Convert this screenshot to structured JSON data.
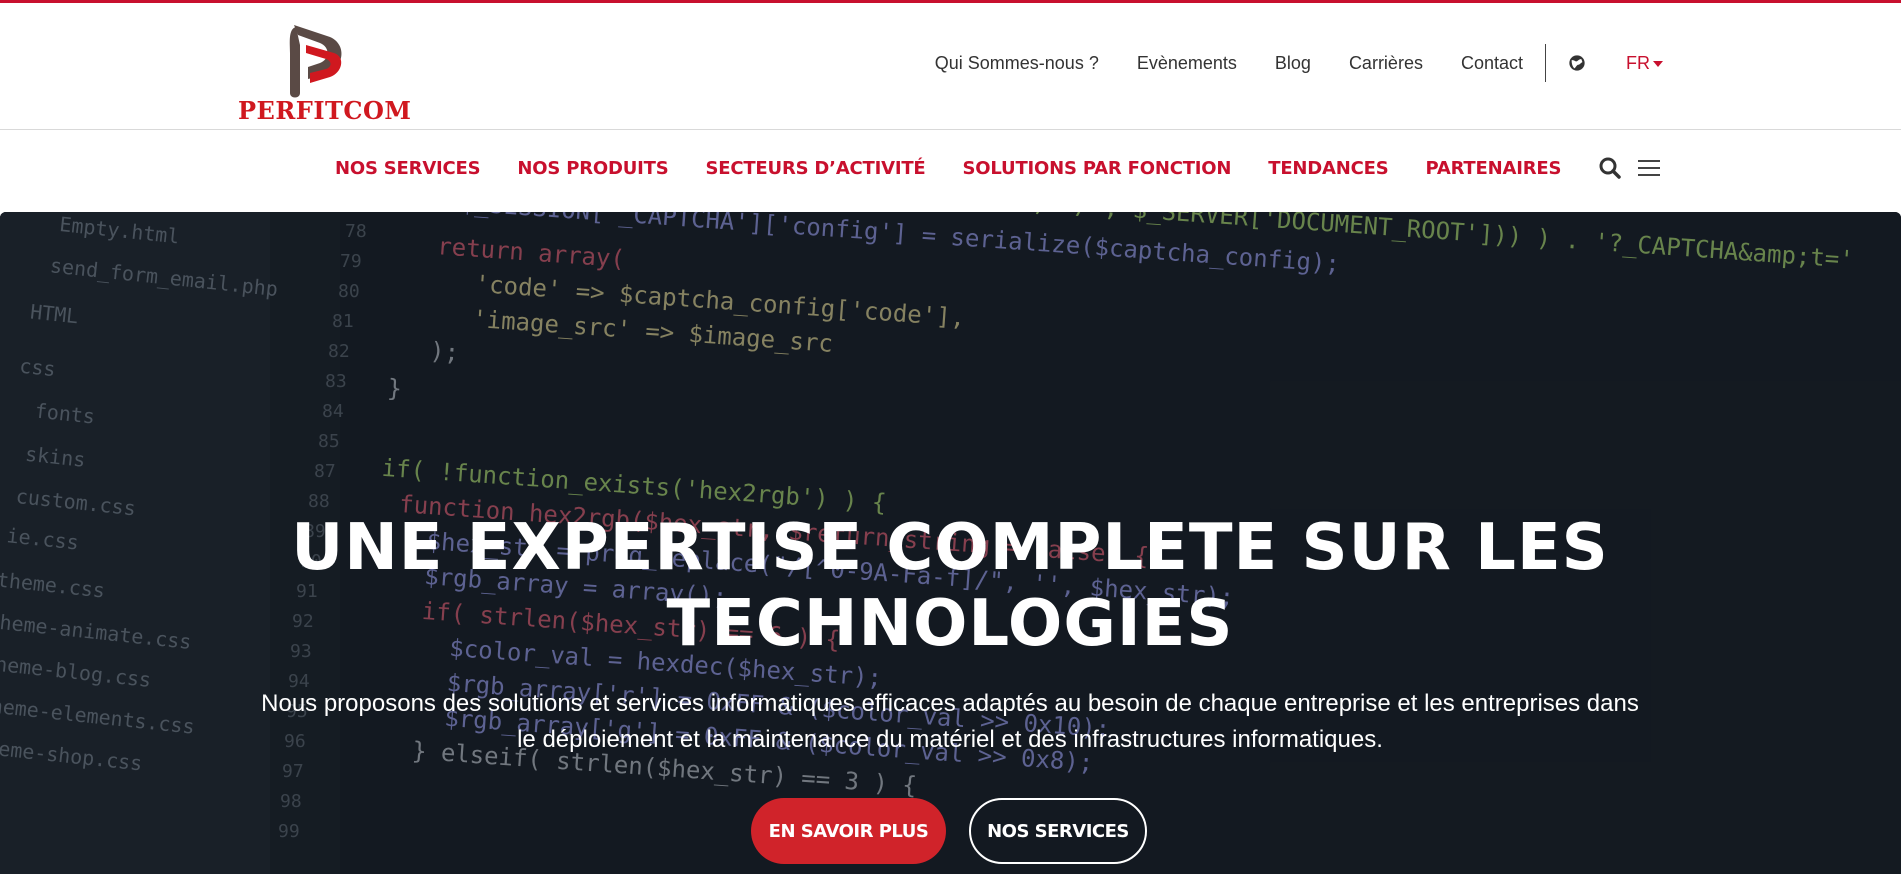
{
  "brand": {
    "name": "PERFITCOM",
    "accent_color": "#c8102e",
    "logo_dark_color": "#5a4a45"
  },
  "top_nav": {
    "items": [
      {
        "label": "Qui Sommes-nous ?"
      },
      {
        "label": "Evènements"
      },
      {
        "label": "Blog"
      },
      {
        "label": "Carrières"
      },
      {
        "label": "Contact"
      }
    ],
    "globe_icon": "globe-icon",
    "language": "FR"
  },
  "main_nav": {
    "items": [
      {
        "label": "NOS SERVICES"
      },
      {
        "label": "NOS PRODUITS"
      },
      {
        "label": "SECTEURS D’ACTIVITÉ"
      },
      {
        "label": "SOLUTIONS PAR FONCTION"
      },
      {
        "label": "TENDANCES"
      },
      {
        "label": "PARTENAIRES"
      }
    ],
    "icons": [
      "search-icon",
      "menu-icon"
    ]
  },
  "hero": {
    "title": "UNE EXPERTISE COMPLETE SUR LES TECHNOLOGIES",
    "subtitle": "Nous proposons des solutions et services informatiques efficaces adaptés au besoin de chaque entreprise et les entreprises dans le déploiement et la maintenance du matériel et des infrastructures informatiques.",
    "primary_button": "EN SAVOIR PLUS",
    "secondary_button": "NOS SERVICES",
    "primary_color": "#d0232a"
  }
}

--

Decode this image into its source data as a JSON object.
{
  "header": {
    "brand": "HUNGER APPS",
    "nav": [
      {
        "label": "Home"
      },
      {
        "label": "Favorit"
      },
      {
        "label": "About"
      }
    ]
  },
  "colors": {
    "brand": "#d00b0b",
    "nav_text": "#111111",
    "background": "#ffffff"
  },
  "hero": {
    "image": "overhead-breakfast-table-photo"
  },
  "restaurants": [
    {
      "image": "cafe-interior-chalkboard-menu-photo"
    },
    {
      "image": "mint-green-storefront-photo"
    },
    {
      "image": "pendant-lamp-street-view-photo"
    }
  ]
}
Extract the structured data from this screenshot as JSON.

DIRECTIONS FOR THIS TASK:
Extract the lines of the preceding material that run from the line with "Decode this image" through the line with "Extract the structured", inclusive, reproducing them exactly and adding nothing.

OUTPUT FOR THIS TASK:
Decode this image into its source data as a JSON object.
{
  "header": {
    "brand": "HUNGER APPS",
    "nav": [
      {
        "label": "Home"
      },
      {
        "label": "Favorit"
      },
      {
        "label": "About"
      }
    ]
  },
  "colors": {
    "brand": "#d00b0b",
    "nav_text": "#111111",
    "background": "#ffffff"
  },
  "hero": {
    "image": "overhead-breakfast-table-photo"
  },
  "restaurants": [
    {
      "image": "cafe-interior-chalkboard-menu-photo"
    },
    {
      "image": "mint-green-storefront-photo"
    },
    {
      "image": "pendant-lamp-street-view-photo"
    }
  ]
}
Extract the structured data from this screenshot as JSON.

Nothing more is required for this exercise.